To reverse Mr. Bushs relatively small margin of victory, no single vote was too insignificant for the vice president and his operatives to challenge. In painstaking detail, Mr. Sammon describes the deplorable, profoundly anti-democratic lengths to which Mr. Gore went to deprive thousands of overseas soldiers and sailors from participating in the election. Guided by a confidential five-page memo prepared by one of Mr. Gores Florida lawyers and filled with hair-splitting details explaining how to challenge military ballots, Mr. Gores operatives spent more than 19 hours on Nov. 17 and 18 at the canvassing board office of Duval County. They managed to disqualify nearly 150 absentee ballots cast by overseas military personnel.
One of those votes belonged to Navy Lt. Russell. Mr. Gores operatives insisted it be disqualified even though it had arrived the day before the election, albeit without a postmark not an unusual circumstance for overseas military mail. As it happened, Lt. Russell learned that his ballot was disqualified while serving on an amphibious assault ship helping to retrieve the crippled destroyer USS Cole off the coast of Yemen, where 17 sailors were killed in the attack.
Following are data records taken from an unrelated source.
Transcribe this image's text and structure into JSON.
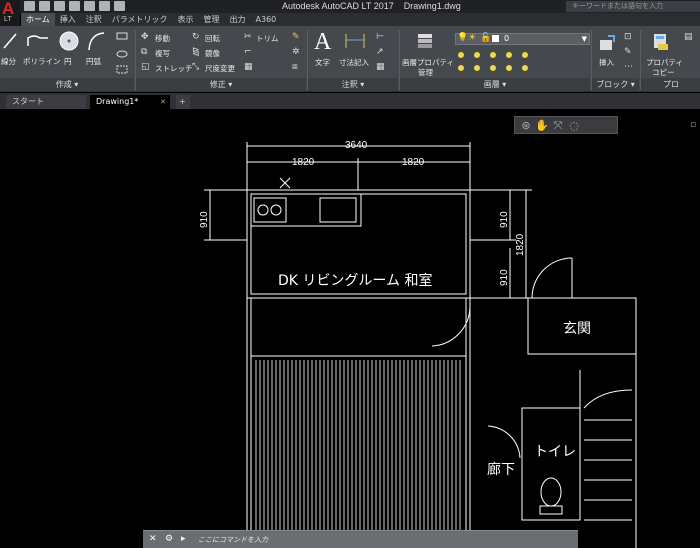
{
  "app": {
    "logo_letter": "A",
    "logo_sub": "LT",
    "window_title": "Autodesk AutoCAD LT 2017    Drawing1.dwg",
    "search_placeholder": "キーワードまたは語句を入力"
  },
  "ribbon_tabs": [
    "ホーム",
    "挿入",
    "注釈",
    "パラメトリック",
    "表示",
    "管理",
    "出力",
    "A360"
  ],
  "ribbon": {
    "draw": {
      "line": "線分",
      "polyline": "ポリライン",
      "circle": "円",
      "arc": "円弧",
      "footer": "作成 ▾"
    },
    "modify": {
      "move": "移動",
      "copy": "複写",
      "stretch": "ストレッチ",
      "rotate": "回転",
      "mirror": "鏡像",
      "scale": "尺度変更",
      "trim": "トリム",
      "footer": "修正 ▾"
    },
    "annotation": {
      "text": "文字",
      "dimension": "寸法記入",
      "footer": "注釈 ▾"
    },
    "layers": {
      "properties": "画層プロパティ",
      "properties_line2": "管理",
      "current_layer": "0",
      "footer": "画層 ▾"
    },
    "block": {
      "insert": "挿入",
      "footer": "ブロック ▾"
    },
    "properties": {
      "label": "プロパティ",
      "label_line2": "コピー",
      "footer": "プロ"
    }
  },
  "file_tabs": {
    "start": "スタート",
    "drawing": "Drawing1*",
    "close": "✕",
    "add": "+"
  },
  "drawing": {
    "dims": {
      "total_width": "3640",
      "left_half": "1820",
      "right_half": "1820",
      "left_vertical": "910",
      "right_upper": "910",
      "right_lower": "910",
      "right_total": "1820"
    },
    "rooms": {
      "main": "DK リビングルーム 和室",
      "entrance": "玄関",
      "toilet": "トイレ",
      "hallway": "廊下"
    }
  },
  "command_line": {
    "placeholder": "ここにコマンドを入力"
  }
}
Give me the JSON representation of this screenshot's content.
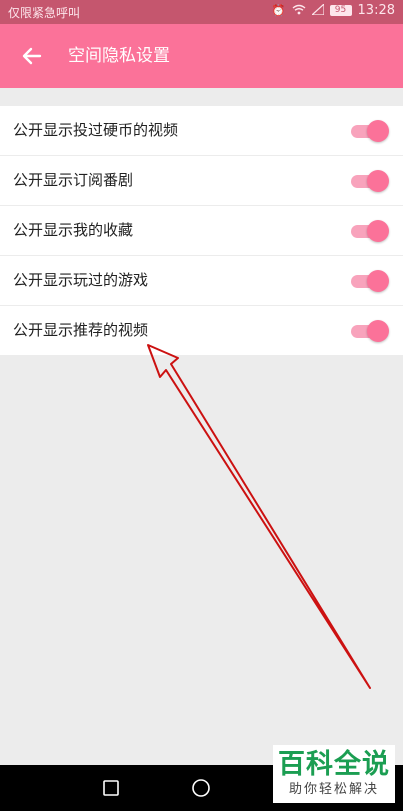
{
  "status_bar": {
    "carrier": "仅限紧急呼叫",
    "battery": "95",
    "time": "13:28"
  },
  "header": {
    "title": "空间隐私设置"
  },
  "settings": [
    {
      "label": "公开显示投过硬币的视频",
      "enabled": true
    },
    {
      "label": "公开显示订阅番剧",
      "enabled": true
    },
    {
      "label": "公开显示我的收藏",
      "enabled": true
    },
    {
      "label": "公开显示玩过的游戏",
      "enabled": true
    },
    {
      "label": "公开显示推荐的视频",
      "enabled": true
    }
  ],
  "watermark": {
    "main": "百科全说",
    "sub": "助你轻松解决"
  },
  "colors": {
    "accent": "#fb7299",
    "toggle_track": "#f8a3bc",
    "status_bar": "#c5566e",
    "annotation_arrow": "#cc1111"
  },
  "icons": {
    "back": "arrow-left-icon",
    "wifi": "wifi-icon",
    "signal": "signal-icon",
    "recents": "square-recents-icon",
    "home": "circle-home-icon"
  }
}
That didnt matter to the Gore gang. High-fiving another Gore attorney in celebration of their perfidious victory at disenfranchising so many votes cast by military personnel risking their lives around the world, one of Mr. Gores lawyers glibly explained their priorities: "A wins a win."
As Mr. Sammon meticulously details throughout his book, this was precisely the attitude that Mr. Gore displayed throughout the 36 days he challenged Mr. Bushs victory. For Mr. Gore, it was victory at any cost. Had he succeeded, as Mr. Sammon eloquently and conclusively demonstrates, he truly would have stolen the election. Any profound depression Mr. Gore may now be experiencing, it seems quite clear, would be justly deserved.


Copyright © 2018 The Washington Times, LLC. Click here for reprint permission.

The Washington Times Comment Policy

The Washington Times welcomes your comments on Spot.im, our third-party provider. Please read our Comment Policy before commenting.

 

Click to Read More and View Comments

Click to Hide